## DATA TO USE
+--
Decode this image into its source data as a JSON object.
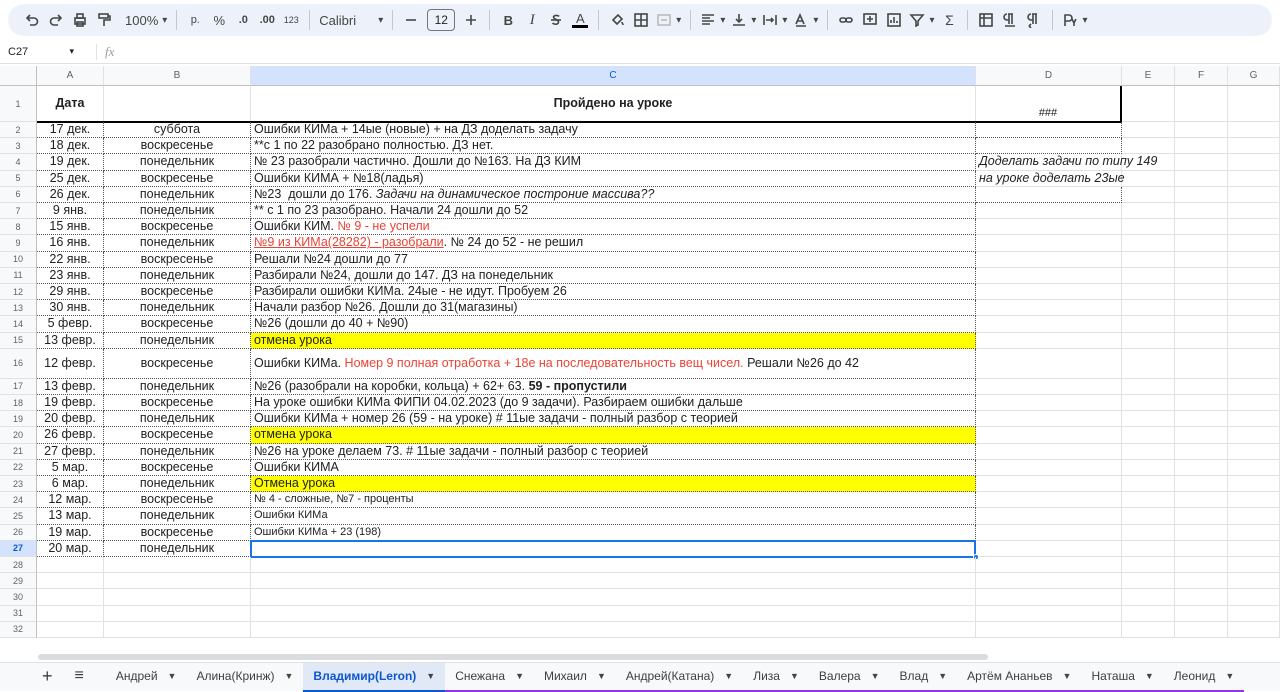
{
  "toolbar": {
    "zoom": "100%",
    "currency": "р.",
    "percent": "%",
    "dec_decrease": ".0",
    "dec_increase": ".00",
    "number_format": "123",
    "font_name": "Calibri",
    "font_size": "12",
    "bold": "B",
    "italic": "I",
    "text_color_letter": "A",
    "sigma": "Σ"
  },
  "formula_bar": {
    "cell_ref": "C27",
    "fx": "fx"
  },
  "columns": [
    "A",
    "B",
    "C",
    "D",
    "E",
    "F",
    "G"
  ],
  "header_row": {
    "a": "Дата",
    "c": "Пройдено на уроке",
    "d": "###"
  },
  "rows": [
    {
      "num": "2",
      "a": "17 дек.",
      "b": "суббота",
      "c": "Ошибки КИМа + 14ые (новые) + на ДЗ доделать задачу"
    },
    {
      "num": "3",
      "a": "18 дек.",
      "b": "воскресенье",
      "c": "**с 1 по 22 разобрано полностью. ДЗ нет."
    },
    {
      "num": "4",
      "a": "19 дек.",
      "b": "понедельник",
      "c": "№ 23 разобрали частично. Дошли до №163. На ДЗ КИМ",
      "d": "Доделать задачи по типу 149"
    },
    {
      "num": "5",
      "a": "25 дек.",
      "b": "воскресенье",
      "c": "Ошибки КИМА + №18(ладья)",
      "d": "на уроке доделать 23ые"
    },
    {
      "num": "6",
      "a": "26 дек.",
      "b": "понедельник",
      "c1": "№23  дошли до 176. ",
      "c2": "Задачи на динамическое построние массива??"
    },
    {
      "num": "7",
      "a": "9 янв.",
      "b": "понедельник",
      "c": "** с 1 по 23 разобрано. Начали 24 дошли до 52"
    },
    {
      "num": "8",
      "a": "15 янв.",
      "b": "воскресенье",
      "c1": "Ошибки КИМ. ",
      "c2": "№ 9 - не успели"
    },
    {
      "num": "9",
      "a": "16 янв.",
      "b": "понедельник",
      "c1": "№9 из КИМа(28282) - разобрали",
      "c2": ". № 24 до 52 - не решил"
    },
    {
      "num": "10",
      "a": "22 янв.",
      "b": "воскресенье",
      "c": "Решали №24 дошли до 77"
    },
    {
      "num": "11",
      "a": "23 янв.",
      "b": "понедельник",
      "c": "Разбирали №24, дошли до 147. ДЗ на понедельник"
    },
    {
      "num": "12",
      "a": "29 янв.",
      "b": "воскресенье",
      "c": "Разбирали ошибки КИМа. 24ые - не идут. Пробуем 26"
    },
    {
      "num": "13",
      "a": "30 янв.",
      "b": "понедельник",
      "c": "Начали разбор №26. Дошли до 31(магазины)"
    },
    {
      "num": "14",
      "a": "5 февр.",
      "b": "воскресенье",
      "c": "№26 (дошли до 40 + №90)"
    },
    {
      "num": "15",
      "a": "13 февр.",
      "b": "понедельник",
      "c": "отмена урока"
    },
    {
      "num": "16",
      "a": "12 февр.",
      "b": "воскресенье",
      "c1": "Ошибки КИМа. ",
      "c2": "Номер 9 полная отработка + 18е на последовательность вещ чисел.",
      "c3": " Решали №26 до 42"
    },
    {
      "num": "17",
      "a": "13 февр.",
      "b": "понедельник",
      "c1": "№26 (разобрали на коробки, кольца) + 62+ 63. ",
      "c2": "59 - пропустили"
    },
    {
      "num": "18",
      "a": "19 февр.",
      "b": "воскресенье",
      "c": "На уроке ошибки КИМа ФИПИ 04.02.2023  (до 9 задачи). Разбираем ошибки дальше"
    },
    {
      "num": "19",
      "a": "20 февр.",
      "b": "понедельник",
      "c": "Ошибки КИМа + номер 26 (59 - на уроке)   # 11ые задачи - полный разбор с теорией"
    },
    {
      "num": "20",
      "a": "26 февр.",
      "b": "воскресенье",
      "c": "отмена урока"
    },
    {
      "num": "21",
      "a": "27 февр.",
      "b": "понедельник",
      "c": "№26 на уроке делаем 73.  # 11ые задачи - полный разбор с теорией"
    },
    {
      "num": "22",
      "a": "5 мар.",
      "b": "воскресенье",
      "c": "Ошибки КИМА"
    },
    {
      "num": "23",
      "a": "6 мар.",
      "b": "понедельник",
      "c": "Отмена урока"
    },
    {
      "num": "24",
      "a": "12 мар.",
      "b": "воскресенье",
      "c": "№ 4 - сложные, №7 - проценты"
    },
    {
      "num": "25",
      "a": "13 мар.",
      "b": "понедельник",
      "c": "Ошибки КИМа"
    },
    {
      "num": "26",
      "a": "19 мар.",
      "b": "воскресенье",
      "c": "Ошибки КИМа + 23 (198)"
    },
    {
      "num": "27",
      "a": "20 мар.",
      "b": "понедельник",
      "c": ""
    }
  ],
  "empty_rows": [
    "28",
    "29",
    "30",
    "31",
    "32"
  ],
  "tabs": [
    "Андрей",
    "Алина(Кринж)",
    "Владимир(Leron)",
    "Снежана",
    "Михаил",
    "Андрей(Катана)",
    "Лиза",
    "Валера",
    "Влад",
    "Артём Ананьев",
    "Наташа",
    "Леонид"
  ],
  "active_tab": "Владимир(Leron)",
  "colors": {
    "yellow": "#ffff00",
    "red": "#ea4335",
    "accent": "#1a73e8"
  }
}
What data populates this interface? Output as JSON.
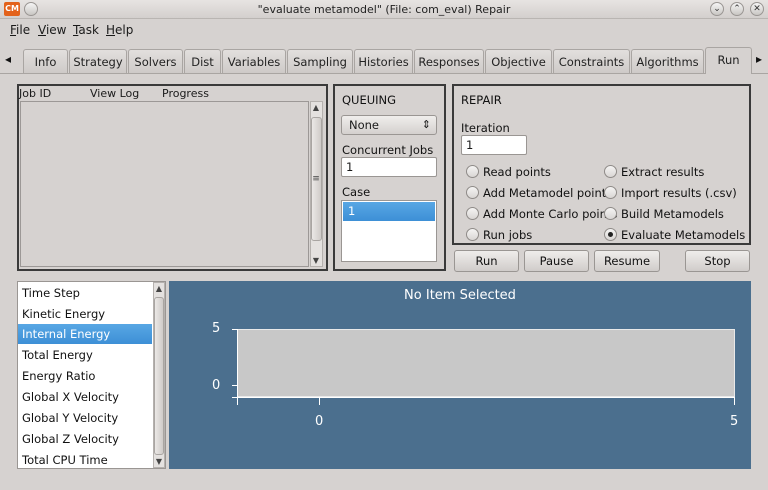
{
  "window": {
    "app_icon_text": "CM",
    "title": "\"evaluate metamodel\" (File: com_eval)   Repair"
  },
  "window_controls": {
    "minimize": "⌄",
    "maximize": "⌃",
    "close": "✕"
  },
  "menubar": [
    {
      "label": "File",
      "mnemonic": "F",
      "rest": "ile"
    },
    {
      "label": "View",
      "mnemonic": "V",
      "rest": "iew"
    },
    {
      "label": "Task",
      "mnemonic": "T",
      "rest": "ask"
    },
    {
      "label": "Help",
      "mnemonic": "H",
      "rest": "elp"
    }
  ],
  "tabs": [
    "Info",
    "Strategy",
    "Solvers",
    "Dist",
    "Variables",
    "Sampling",
    "Histories",
    "Responses",
    "Objective",
    "Constraints",
    "Algorithms",
    "Run"
  ],
  "active_tab": "Run",
  "tab_scroll": {
    "left": "◂",
    "right": "▸"
  },
  "jobs": {
    "columns": [
      "Job ID",
      "View Log",
      "Progress"
    ],
    "scroll_up": "▲",
    "scroll_down": "▼",
    "grip": "≡"
  },
  "queuing": {
    "title": "QUEUING",
    "mode_value": "None",
    "combo_arrow": "⇕",
    "concurrent_label": "Concurrent Jobs",
    "concurrent_value": "1",
    "case_label": "Case",
    "case_items": [
      "1"
    ]
  },
  "repair": {
    "title": "REPAIR",
    "iteration_label": "Iteration",
    "iteration_value": "1",
    "options_left": [
      "Read points",
      "Add Metamodel points",
      "Add Monte Carlo points",
      "Run jobs"
    ],
    "options_right": [
      "Extract results",
      "Import results (.csv)",
      "Build Metamodels",
      "Evaluate Metamodels"
    ],
    "selected": "Evaluate Metamodels"
  },
  "buttons": {
    "run": "Run",
    "pause": "Pause",
    "resume": "Resume",
    "stop": "Stop"
  },
  "variables": {
    "items": [
      "Time Step",
      "Kinetic Energy",
      "Internal Energy",
      "Total Energy",
      "Energy Ratio",
      "Global X Velocity",
      "Global Y Velocity",
      "Global Z Velocity",
      "Total CPU Time"
    ],
    "selected": "Internal Energy",
    "scroll_up": "▲",
    "scroll_down": "▼"
  },
  "plot": {
    "title": "No Item Selected",
    "y_ticks": [
      "5",
      "0"
    ],
    "x_ticks": [
      "0",
      "5"
    ],
    "background": "#4b6f8e"
  }
}
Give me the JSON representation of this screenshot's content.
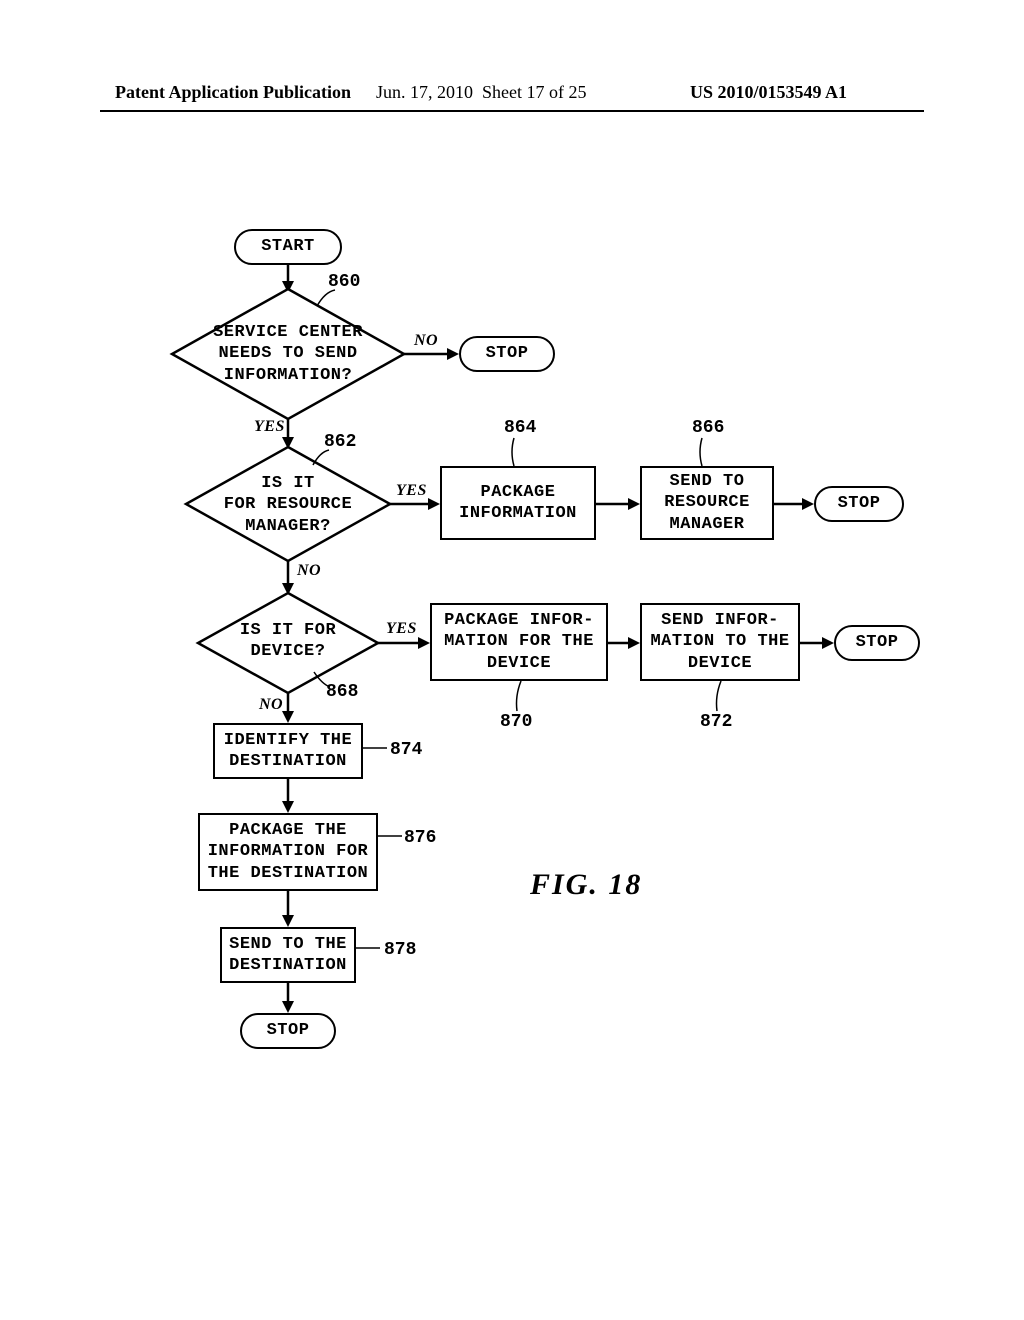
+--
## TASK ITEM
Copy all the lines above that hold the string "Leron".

## ANSWER FOR THIS EXERCISE
    "Владимир(Leron)",
  "active_tab": "Владимир(Leron)",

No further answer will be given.